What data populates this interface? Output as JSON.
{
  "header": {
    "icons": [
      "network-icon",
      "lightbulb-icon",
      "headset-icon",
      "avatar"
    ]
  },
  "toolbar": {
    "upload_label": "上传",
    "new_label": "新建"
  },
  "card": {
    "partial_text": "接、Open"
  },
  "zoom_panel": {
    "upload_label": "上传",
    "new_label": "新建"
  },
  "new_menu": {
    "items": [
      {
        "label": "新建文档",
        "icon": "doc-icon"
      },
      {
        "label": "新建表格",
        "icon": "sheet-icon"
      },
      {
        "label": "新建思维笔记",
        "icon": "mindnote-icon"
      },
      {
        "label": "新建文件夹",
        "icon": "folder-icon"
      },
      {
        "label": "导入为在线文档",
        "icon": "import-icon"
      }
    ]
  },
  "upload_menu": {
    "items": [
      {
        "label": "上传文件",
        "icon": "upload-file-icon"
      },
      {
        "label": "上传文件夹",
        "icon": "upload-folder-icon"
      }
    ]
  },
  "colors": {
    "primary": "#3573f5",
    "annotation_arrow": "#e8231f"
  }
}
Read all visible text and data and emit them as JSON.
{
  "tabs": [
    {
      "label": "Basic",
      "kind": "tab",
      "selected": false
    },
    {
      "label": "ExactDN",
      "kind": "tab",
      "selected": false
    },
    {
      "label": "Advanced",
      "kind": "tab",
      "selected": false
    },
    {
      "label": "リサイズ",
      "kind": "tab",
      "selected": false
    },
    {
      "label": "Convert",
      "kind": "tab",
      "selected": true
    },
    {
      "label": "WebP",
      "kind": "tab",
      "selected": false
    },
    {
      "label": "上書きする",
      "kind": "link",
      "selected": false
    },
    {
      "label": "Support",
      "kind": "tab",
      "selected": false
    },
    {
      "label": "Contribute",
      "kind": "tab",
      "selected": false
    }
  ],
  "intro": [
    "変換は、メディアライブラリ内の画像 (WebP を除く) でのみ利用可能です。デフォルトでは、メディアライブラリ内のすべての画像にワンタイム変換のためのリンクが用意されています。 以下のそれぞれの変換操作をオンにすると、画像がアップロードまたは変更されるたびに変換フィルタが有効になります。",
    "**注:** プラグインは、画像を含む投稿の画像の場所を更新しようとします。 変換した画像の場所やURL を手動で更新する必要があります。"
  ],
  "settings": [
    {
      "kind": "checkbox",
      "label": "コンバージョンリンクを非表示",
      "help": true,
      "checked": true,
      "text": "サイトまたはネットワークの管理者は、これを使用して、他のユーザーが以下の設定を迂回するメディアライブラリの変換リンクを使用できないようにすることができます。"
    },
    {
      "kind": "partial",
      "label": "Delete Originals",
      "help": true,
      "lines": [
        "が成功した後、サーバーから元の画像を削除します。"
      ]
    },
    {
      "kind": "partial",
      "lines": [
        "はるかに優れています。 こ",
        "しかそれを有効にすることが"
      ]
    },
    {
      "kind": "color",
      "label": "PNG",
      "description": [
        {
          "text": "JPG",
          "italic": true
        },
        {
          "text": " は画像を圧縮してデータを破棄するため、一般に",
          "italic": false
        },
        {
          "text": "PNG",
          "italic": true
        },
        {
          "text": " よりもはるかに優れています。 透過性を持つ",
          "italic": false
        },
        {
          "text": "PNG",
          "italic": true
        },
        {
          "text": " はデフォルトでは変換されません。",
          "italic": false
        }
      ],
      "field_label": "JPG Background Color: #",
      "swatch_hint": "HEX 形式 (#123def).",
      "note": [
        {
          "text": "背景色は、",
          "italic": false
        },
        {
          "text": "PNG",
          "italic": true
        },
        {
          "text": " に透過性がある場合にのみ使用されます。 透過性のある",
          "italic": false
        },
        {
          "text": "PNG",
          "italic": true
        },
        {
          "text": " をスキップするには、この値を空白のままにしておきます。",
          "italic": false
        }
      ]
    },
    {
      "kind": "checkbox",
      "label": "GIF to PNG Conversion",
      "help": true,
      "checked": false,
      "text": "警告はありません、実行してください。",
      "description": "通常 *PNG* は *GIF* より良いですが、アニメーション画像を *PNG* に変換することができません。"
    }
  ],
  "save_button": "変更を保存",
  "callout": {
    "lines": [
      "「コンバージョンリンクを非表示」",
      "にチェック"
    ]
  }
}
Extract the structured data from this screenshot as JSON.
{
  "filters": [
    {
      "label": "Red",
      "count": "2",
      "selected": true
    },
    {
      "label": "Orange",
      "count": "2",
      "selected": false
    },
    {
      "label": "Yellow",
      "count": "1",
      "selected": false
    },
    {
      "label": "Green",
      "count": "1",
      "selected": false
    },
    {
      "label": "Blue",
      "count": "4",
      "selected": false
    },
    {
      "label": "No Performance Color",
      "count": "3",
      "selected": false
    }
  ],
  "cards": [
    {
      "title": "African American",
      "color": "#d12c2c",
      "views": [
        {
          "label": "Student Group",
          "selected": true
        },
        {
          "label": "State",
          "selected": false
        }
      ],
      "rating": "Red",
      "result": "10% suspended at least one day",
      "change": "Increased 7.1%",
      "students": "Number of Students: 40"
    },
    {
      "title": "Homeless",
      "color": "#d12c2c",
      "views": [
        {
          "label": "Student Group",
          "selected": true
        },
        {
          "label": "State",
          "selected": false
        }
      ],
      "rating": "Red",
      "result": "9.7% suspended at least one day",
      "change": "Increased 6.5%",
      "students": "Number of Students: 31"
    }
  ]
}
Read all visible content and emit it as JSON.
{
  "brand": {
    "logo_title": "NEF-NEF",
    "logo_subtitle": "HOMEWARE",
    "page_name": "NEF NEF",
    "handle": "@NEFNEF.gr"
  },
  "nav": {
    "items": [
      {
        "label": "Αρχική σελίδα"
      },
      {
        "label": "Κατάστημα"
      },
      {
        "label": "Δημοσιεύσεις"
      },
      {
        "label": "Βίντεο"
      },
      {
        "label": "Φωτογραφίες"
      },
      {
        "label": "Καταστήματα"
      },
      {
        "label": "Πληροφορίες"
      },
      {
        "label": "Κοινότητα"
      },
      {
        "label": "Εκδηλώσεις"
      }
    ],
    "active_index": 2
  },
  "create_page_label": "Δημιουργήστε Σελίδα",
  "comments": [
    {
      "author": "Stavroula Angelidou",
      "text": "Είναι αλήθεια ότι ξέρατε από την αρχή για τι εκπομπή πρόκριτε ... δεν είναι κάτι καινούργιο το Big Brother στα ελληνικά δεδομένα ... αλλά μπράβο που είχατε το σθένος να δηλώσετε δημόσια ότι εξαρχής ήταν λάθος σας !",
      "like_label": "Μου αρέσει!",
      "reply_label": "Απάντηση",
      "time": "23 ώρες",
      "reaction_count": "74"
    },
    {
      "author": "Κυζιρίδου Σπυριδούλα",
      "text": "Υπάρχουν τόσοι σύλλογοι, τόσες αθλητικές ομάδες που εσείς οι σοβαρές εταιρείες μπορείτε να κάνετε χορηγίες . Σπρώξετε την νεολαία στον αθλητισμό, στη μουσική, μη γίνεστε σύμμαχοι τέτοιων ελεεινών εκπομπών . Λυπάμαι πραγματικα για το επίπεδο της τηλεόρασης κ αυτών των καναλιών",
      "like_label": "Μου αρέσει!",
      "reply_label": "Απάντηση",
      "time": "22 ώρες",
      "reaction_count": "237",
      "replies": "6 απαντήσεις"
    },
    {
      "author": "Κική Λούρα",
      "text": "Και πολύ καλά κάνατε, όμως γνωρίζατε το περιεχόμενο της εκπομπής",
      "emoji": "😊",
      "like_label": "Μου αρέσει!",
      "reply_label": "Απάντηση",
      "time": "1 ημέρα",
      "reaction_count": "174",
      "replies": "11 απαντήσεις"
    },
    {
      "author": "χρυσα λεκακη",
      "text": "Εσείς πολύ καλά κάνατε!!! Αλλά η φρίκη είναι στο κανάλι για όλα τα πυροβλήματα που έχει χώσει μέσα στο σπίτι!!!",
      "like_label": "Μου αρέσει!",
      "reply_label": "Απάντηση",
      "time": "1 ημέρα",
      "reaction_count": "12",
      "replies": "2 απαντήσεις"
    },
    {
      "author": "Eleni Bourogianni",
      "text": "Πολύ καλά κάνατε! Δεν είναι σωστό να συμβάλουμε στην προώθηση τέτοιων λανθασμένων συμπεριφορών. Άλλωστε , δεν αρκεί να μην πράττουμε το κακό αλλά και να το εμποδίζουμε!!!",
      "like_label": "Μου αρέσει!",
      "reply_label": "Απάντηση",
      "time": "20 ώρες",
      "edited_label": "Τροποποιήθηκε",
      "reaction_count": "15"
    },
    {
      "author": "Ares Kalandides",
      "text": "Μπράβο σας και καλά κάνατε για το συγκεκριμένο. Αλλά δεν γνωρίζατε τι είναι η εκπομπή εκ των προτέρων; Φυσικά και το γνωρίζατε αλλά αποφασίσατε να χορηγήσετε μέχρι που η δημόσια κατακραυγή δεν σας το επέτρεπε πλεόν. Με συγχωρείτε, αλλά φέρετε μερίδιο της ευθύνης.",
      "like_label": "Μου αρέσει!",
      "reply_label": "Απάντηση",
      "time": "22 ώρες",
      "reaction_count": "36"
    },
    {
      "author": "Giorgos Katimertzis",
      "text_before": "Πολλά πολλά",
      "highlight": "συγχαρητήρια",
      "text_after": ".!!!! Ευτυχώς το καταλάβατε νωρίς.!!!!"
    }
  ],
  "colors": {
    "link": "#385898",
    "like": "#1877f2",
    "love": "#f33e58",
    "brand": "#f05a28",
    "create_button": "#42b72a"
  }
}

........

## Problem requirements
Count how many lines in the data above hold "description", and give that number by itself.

## Answer to the exercise
2